Below are the records; give the number of their lines that contain the word "AONB" and nothing more.
┌──
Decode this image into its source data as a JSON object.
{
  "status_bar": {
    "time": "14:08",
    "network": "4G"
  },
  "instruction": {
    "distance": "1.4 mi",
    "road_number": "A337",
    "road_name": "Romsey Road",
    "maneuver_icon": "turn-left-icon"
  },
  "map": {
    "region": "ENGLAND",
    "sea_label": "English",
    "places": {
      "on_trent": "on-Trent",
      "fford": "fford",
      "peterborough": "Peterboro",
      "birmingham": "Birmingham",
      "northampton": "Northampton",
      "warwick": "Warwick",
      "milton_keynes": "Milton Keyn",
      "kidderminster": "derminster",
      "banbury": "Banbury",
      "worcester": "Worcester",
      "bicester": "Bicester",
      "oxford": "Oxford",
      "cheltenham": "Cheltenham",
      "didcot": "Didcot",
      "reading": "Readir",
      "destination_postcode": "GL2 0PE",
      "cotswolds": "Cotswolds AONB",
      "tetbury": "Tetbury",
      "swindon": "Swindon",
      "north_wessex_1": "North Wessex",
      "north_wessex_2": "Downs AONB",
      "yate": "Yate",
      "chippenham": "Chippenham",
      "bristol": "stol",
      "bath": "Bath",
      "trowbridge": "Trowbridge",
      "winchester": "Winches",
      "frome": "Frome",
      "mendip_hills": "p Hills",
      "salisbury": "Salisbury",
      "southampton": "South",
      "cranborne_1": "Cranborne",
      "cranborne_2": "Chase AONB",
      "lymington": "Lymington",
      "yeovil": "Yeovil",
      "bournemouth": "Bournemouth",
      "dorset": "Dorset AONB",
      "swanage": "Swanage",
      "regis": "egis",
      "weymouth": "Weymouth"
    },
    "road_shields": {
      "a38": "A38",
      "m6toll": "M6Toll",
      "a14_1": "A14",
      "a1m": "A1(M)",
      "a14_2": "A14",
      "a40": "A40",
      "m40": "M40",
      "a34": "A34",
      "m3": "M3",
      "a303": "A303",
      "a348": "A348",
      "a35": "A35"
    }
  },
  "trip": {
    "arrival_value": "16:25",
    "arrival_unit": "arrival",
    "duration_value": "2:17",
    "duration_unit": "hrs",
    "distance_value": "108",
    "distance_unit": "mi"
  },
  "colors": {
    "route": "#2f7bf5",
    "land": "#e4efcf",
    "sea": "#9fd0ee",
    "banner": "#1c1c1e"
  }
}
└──
**Response below**
4